In case you are wondering, you can deal with these garden pests with physical controls on a small scale – placing collars or toothpicks around the stems of your young plants, or setting out traps of beer or grape juice.  We were finding 5-7 cutworms around each afflicted plant over a 2 acre area, and so physical controls became untenable.  For the first time in our farming career, we resorted to organic pesticide controls, starting with a Bt product called Dipel, and switching to a Spinosad product called Entrust when Dipel failed to slow the tide.  Both products are listed by the Organic Materials Review Institute (OMRI) for use in organic production, although that does not mean that we use them lightly.  For instance, Entrust will readily kill honeybees if we failed to use it responsibly, and we must take care not to spray in ways that would negatively effect the ecosystem we are dedicated to helping find its balance.  I'm also not terribly thrilled to be supporting Dow Chemical Company, manufacturer of Entrust as well as Agent Orange and GM crops.  Hence our prior refusal to resort to such sprays, even when OMRI approved for organic production, when flea beetles would eat millions of holes in our brassicas or Colorado potato beetles and leaf hoppers took down our potatoes before full maturity.  We also wholeheartedly trust and believe, from prior short term observation as well as anecdotal evidence from more experienced organic farmer-mentors who have weathered such storms 20 years ago as they transitioned their land to organic production, that this land will recover, and gain in health and strength and prosperity, readily and quickly when treated right.

And so, resorting to sprays was indeed an emergency response, and not our long term solution.

All of this to say, I am sorry to report that we will not be able to start this season's CSA shares on our normal early June delivery date.  I am thrilled to report that July's cucumbers, carrots, squash, peppers and eggplants were untouched, and our latest plantings of lettuce and other fast growing greens and roots are doing well.  We have just finished transplanting our tomatoes, and our seed potatoes are in the ground ready to sprout.  More cabbages, kale, lettuce heads, broccoli, greens, and even kohlrabi have been seeded to replace the lost crops.  Our trial crop of Brussels Sprouts are readying themselves for transplant, and the winter squashes and pumpkins are on the verge of germination.

We estimate at this time that our first deliveries will be the last week of June or the first week of July.  We will, of course, extend the season on the other end, into November as needed to complete the number of weeks of harvest promised.  Copake, we may share our one surviving June crop of spinach, and a few other odds and ends, and of course if any of you would like to travel up to visit us you would be welcome to some spinach as well.  This will also effect the contents of the Berry Share, as strawberries are only available in June, and we will work to replace them with fruit such as peaches, wild Maine blueberries, or raspberries as available.

Thank you for hanging in there with us through this difficult time.

Your Farmers,

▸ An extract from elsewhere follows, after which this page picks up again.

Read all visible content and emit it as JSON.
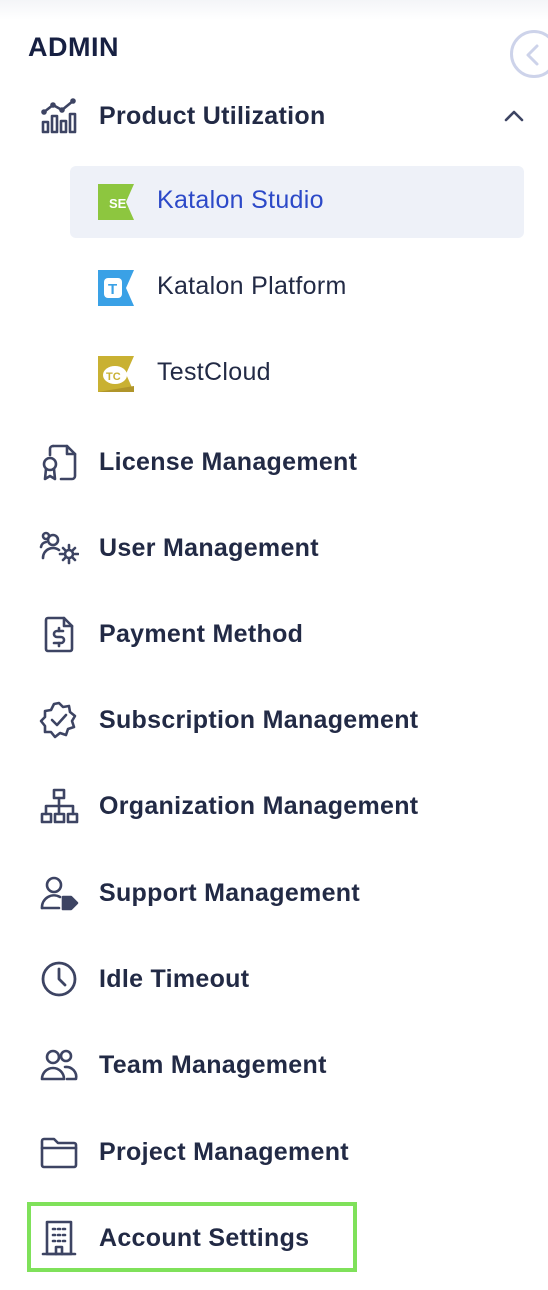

Jen, Jon, and Sammy

Lindsey and Big Sam and their farm dogs Andy, Schlomo, and Piglet

 

Copyright © 2016 Lineage Farm CSA, All rights reserved.

Thanks for joining our CSA for the 2015 season!

Our mailing address is:

Lineage Farm CSA
520 Clinton St.

Hudson, Ny 12534